[Records to process Boundary: Start]

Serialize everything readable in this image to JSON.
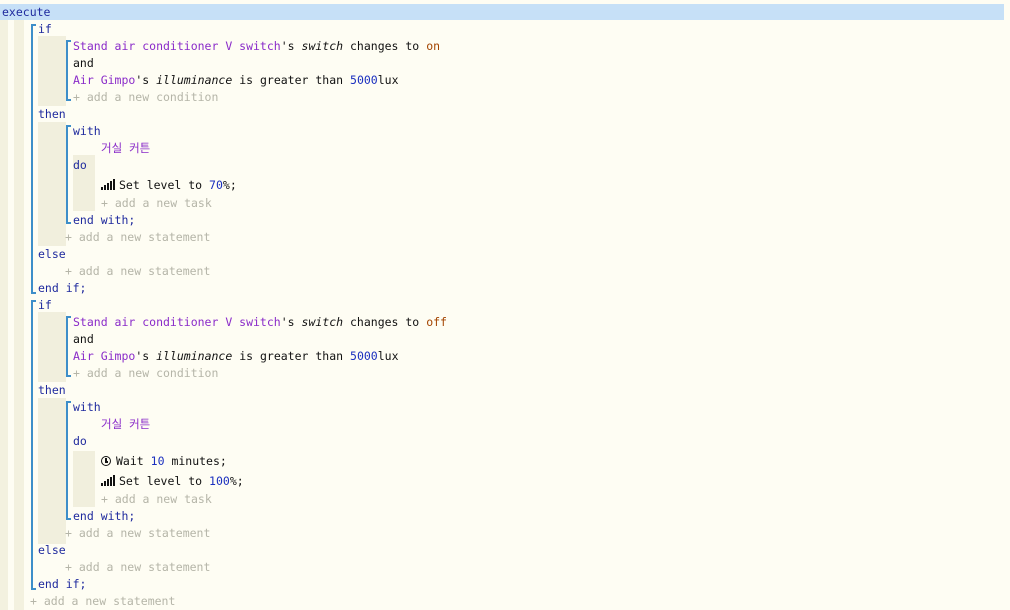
{
  "execute": "execute",
  "block1": {
    "if": "if",
    "cond1": {
      "device": "Stand air conditioner V switch",
      "poss": "'s",
      "attr": "switch",
      "verb": "changes to",
      "value": "on"
    },
    "and": "and",
    "cond2": {
      "device": "Air Gimpo",
      "poss": "'s",
      "attr": "illuminance",
      "verb": "is greater than",
      "value": "5000",
      "unit": "lux"
    },
    "add_condition": "+ add a new condition",
    "then": "then",
    "with": "with",
    "with_target": "거실 커튼",
    "do": "do",
    "task1": {
      "text_a": "Set level to",
      "value": "70",
      "text_b": "%;"
    },
    "add_task": "+ add a new task",
    "end_with": "end with;",
    "add_statement": "+ add a new statement",
    "else": "else",
    "add_statement_else": "+ add a new statement",
    "end_if": "end if;"
  },
  "block2": {
    "if": "if",
    "cond1": {
      "device": "Stand air conditioner V switch",
      "poss": "'s",
      "attr": "switch",
      "verb": "changes to",
      "value": "off"
    },
    "and": "and",
    "cond2": {
      "device": "Air Gimpo",
      "poss": "'s",
      "attr": "illuminance",
      "verb": "is greater than",
      "value": "5000",
      "unit": "lux"
    },
    "add_condition": "+ add a new condition",
    "then": "then",
    "with": "with",
    "with_target": "거실 커튼",
    "do": "do",
    "task1": {
      "text_a": "Wait",
      "value": "10",
      "text_b": "minutes;"
    },
    "task2": {
      "text_a": "Set level to",
      "value": "100",
      "text_b": "%;"
    },
    "add_task": "+ add a new task",
    "end_with": "end with;",
    "add_statement": "+ add a new statement",
    "else": "else",
    "add_statement_else": "+ add a new statement",
    "end_if": "end if;"
  },
  "add_statement_root": "+ add a new statement",
  "icons": {
    "level": "signal-bars-icon",
    "wait": "clock-icon"
  }
}
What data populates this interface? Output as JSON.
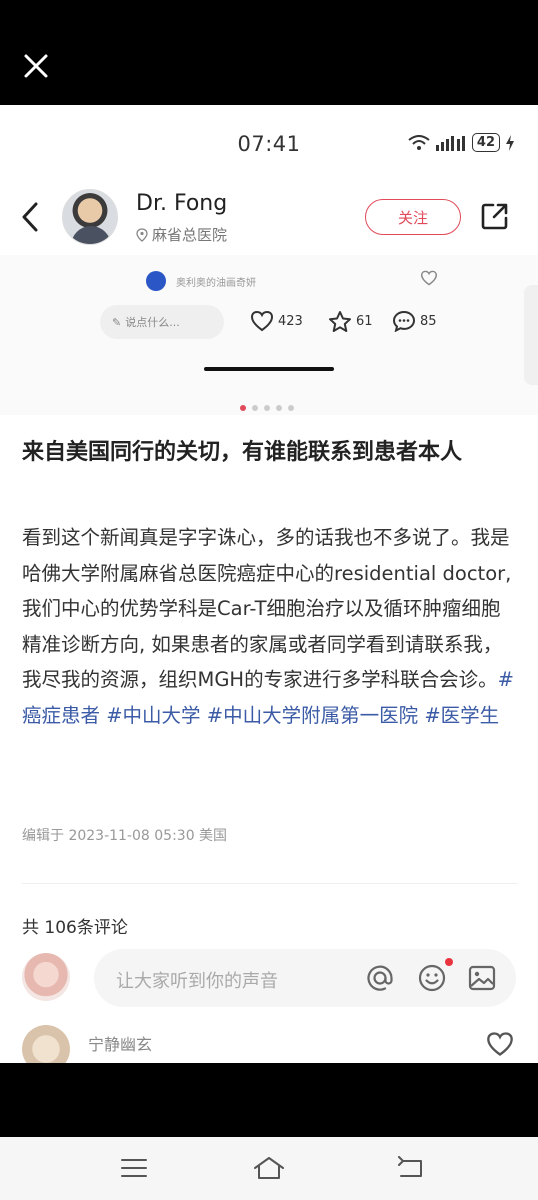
{
  "viewer": {
    "close_icon": "close-icon"
  },
  "status_bar": {
    "time": "07:41",
    "battery": "42"
  },
  "header": {
    "author_name": "Dr. Fong",
    "location": "麻省总医院",
    "follow_label": "关注"
  },
  "carousel": {
    "inner_comment_text": "奥利奥的油画奇妍",
    "say_placeholder": "说点什么...",
    "likes": "423",
    "stars": "61",
    "comments": "85",
    "dots_count": 5,
    "active_dot": 0
  },
  "post": {
    "title": "来自美国同行的关切，有谁能联系到患者本人",
    "body": "看到这个新闻真是字字诛心，多的话我也不多说了。我是哈佛大学附属麻省总医院癌症中心的residential doctor, 我们中心的优势学科是Car-T细胞治疗以及循环肿瘤细胞精准诊断方向, 如果患者的家属或者同学看到请联系我，我尽我的资源，组织MGH的专家进行多学科联合会诊。",
    "tags": [
      "#癌症患者",
      "#中山大学",
      "#中山大学附属第一医院",
      "#医学生"
    ],
    "edited": "编辑于 2023-11-08 05:30 美国"
  },
  "comments": {
    "count_label": "共 106条评论",
    "input_placeholder": "让大家听到你的声音",
    "first_commenter": "宁静幽玄"
  },
  "colors": {
    "accent": "#e04a5a",
    "tag": "#3b5ba6"
  }
}
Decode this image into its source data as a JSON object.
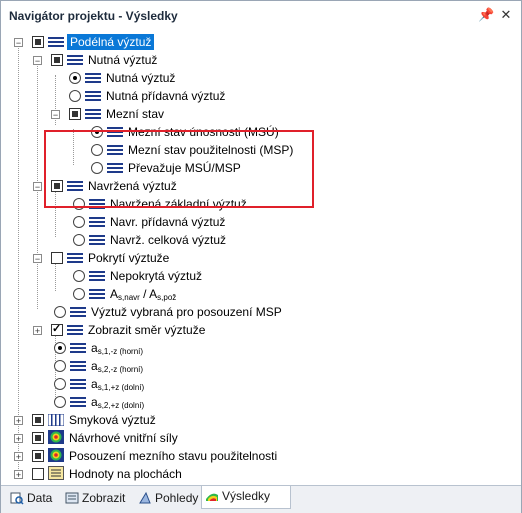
{
  "window": {
    "title": "Navigátor projektu - Výsledky",
    "pin_glyph": "📌",
    "close_glyph": "✕"
  },
  "tree": {
    "root_label": "Podélná výztuž",
    "nutna": {
      "label": "Nutná výztuž",
      "r1": "Nutná výztuž",
      "r2": "Nutná přídavná výztuž"
    },
    "mezni": {
      "label": "Mezní stav",
      "r1": "Mezní stav únosnosti (MSÚ)",
      "r2": "Mezní stav použitelnosti (MSP)",
      "r3": "Převažuje MSÚ/MSP"
    },
    "navrzena": {
      "label": "Navržená výztuž",
      "r1": "Navržená základní výztuž",
      "r2": "Navr. přídavná výztuž",
      "r3": "Navrž. celková výztuž"
    },
    "pokryti": {
      "label": "Pokrytí výztuže",
      "r1": "Nepokrytá výztuž",
      "r2_a": "A",
      "r2_sub1": "s,navr",
      "r2_mid": " / A",
      "r2_sub2": "s,pož"
    },
    "msp": {
      "label": "Výztuž vybraná pro posouzení MSP"
    },
    "smer": {
      "label": "Zobrazit směr výztuže"
    },
    "as": [
      {
        "a": "a",
        "sub": "s,1,-z (horní)"
      },
      {
        "a": "a",
        "sub": "s,2,-z (horní)"
      },
      {
        "a": "a",
        "sub": "s,1,+z (dolní)"
      },
      {
        "a": "a",
        "sub": "s,2,+z (dolní)"
      }
    ],
    "smykova": "Smyková výztuž",
    "navrhove": "Návrhové vnitřní síly",
    "posouzeni": "Posouzení mezního stavu použitelnosti",
    "hodnoty": "Hodnoty na plochách"
  },
  "tabs": [
    {
      "label": "Data",
      "icon": "data-icon"
    },
    {
      "label": "Zobrazit",
      "icon": "display-icon"
    },
    {
      "label": "Pohledy",
      "icon": "views-icon"
    },
    {
      "label": "Výsledky",
      "icon": "results-icon"
    }
  ],
  "colors": {
    "selection": "#0a78d7",
    "highlight_frame": "#e0202a"
  }
}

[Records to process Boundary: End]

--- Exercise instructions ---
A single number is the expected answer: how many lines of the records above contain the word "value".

--- Exercise result ---
7